New Delhi, India, May 7, 2007 —
IFC, the private sector arm of the World Bank Group, is supporting an expansion in production capacity at OCL India Limited, a cement producer in one of the most underdeveloped states of India. IFC will provide a loan of $50 million to the company, formerly known as Orissa Cement Limited.
The IFC financing will help OCL build and operate a new kiln line of 1,300,000 tons per year clinker production capacity at OCL’s existing cement plant site at Rajgangpur, Sundergarh District of Orissa. It will also help the company set up a cement grinding unit of 900,000 tons per year at Kapilas, Cuttack district, Orissa.
Sujoy Bose, Regional Manager for IFC South Asia, said, “IFC’s loan will help one of India’s oldest cement producers grow and remain competitive while enhancing employment opportunities in the region. This will also increase the availability of cement, a critical raw material for infrastructure development. In addition to providing long-term funds, IFC will advise the company on developing and implementing an integrated community development plan and on adoption of higher environmental, health, and safety standards.” The project is particularly significant given a growing demand for cement and a corresponding shortfall in capacity in eastern India.
Gaurav Dalmia, Joint President of OCL, said, “IFC, with this long tenor financing, will help us consolidate OCL’s position in a capital intensive industry, manage our risks and costs vis-à-vis global players and serve our chosen markets more effectively. We also look forward to IFC’s guidance in the improvement of our environmental and social standards.” IFC’s loan of 10 years’ tenor will also encourage other local banks to make long-term project finance available to manufacturing companies such as OCL.
The Indian cement industry is fragmented, with over 40 players, although recent years have seen a trend towards consolidation. IFC’s funding comes at a time when cement demand has been outpacing the increase in supply.
IFC in India

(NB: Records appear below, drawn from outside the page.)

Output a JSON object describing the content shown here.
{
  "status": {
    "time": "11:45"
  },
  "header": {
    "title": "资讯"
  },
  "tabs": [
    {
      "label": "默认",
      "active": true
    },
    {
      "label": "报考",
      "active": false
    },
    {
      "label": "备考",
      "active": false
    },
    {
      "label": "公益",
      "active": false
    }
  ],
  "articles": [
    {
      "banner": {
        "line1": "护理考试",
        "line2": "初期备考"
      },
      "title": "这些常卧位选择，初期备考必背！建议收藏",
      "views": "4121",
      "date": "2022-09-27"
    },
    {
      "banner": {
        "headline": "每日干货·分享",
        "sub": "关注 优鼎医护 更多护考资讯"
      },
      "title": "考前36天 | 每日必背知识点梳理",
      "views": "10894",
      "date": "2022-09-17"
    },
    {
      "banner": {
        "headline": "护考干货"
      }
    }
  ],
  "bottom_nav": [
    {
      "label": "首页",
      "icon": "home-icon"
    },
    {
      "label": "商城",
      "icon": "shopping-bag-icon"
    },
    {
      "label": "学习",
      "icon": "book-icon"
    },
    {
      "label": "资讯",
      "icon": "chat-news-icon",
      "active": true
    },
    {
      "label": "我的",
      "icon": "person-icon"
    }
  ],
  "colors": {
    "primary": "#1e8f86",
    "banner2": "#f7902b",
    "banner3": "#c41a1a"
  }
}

In India, IFC’s current held portfolio is $1.3 billion (as of June 2006) making it IFC’s fourth-largest country of operations. Since 1956, IFC has committed financing to projects in India, amounting to $3.3 billion. IFC focuses on supporting the private sector–led development through direct investment and advisory services that promote growth and competitiveness in India. In FY06, IFC committed over $400 million in new investments in India.
Infrastructure is central to IFC's strategy in South Asia. In recent years, IFC has supported manufacturing companies aspiring to global competitiveness. IFC also supports innovation in financial services, including expansion of consumer and housing finance for lower-income groups. IFC provides advisory services and equity finance to microfinance institutions that provide loans to farmers and small nonfarm enterprises in rural areas. IFC is helping companies overcome the limited availability of long-term financing by using its strong credit rating and financial structuring expertise to encourage domestic investors to buy longer-term commercial paper. IFC has also focused on the innovative application of technology by backing IT companies whose products offer potential for important contributions to economic development.
IFC, the private sector arm of the World Bank Group, promotes open and competitive markets in developing countries. IFC supports sustainable private sector companies and other partners in generating productive jobs and delivering basic services, so that people have opportunities to escape poverty and improve their lives. Through FY06, IFC Financial Products have committed more than $56 billion in funding for private sector investments and mobilized an additional $25 billion in syndications for 3,531 companies in 140 developing countries. IFC Advisory Services and donor partners have provided more than $1 billion in program support to build small enterprises, to accelerate private participation in infrastructure, to improve the business enabling environment, to increase access to finance, and to strengthen environmental and social sustainability. For more information, please visit
OCL started operations in 1950, when its first cement plant had a production capacity of 0.165 million tonnes a year. The company has steadily increased its capacity over the past 10 years and today has a cement production capacity of 1.85 million tonnes a year. While cement is the company’s core business, OCL also produces refractory bricks, sponge iron, and steel billets.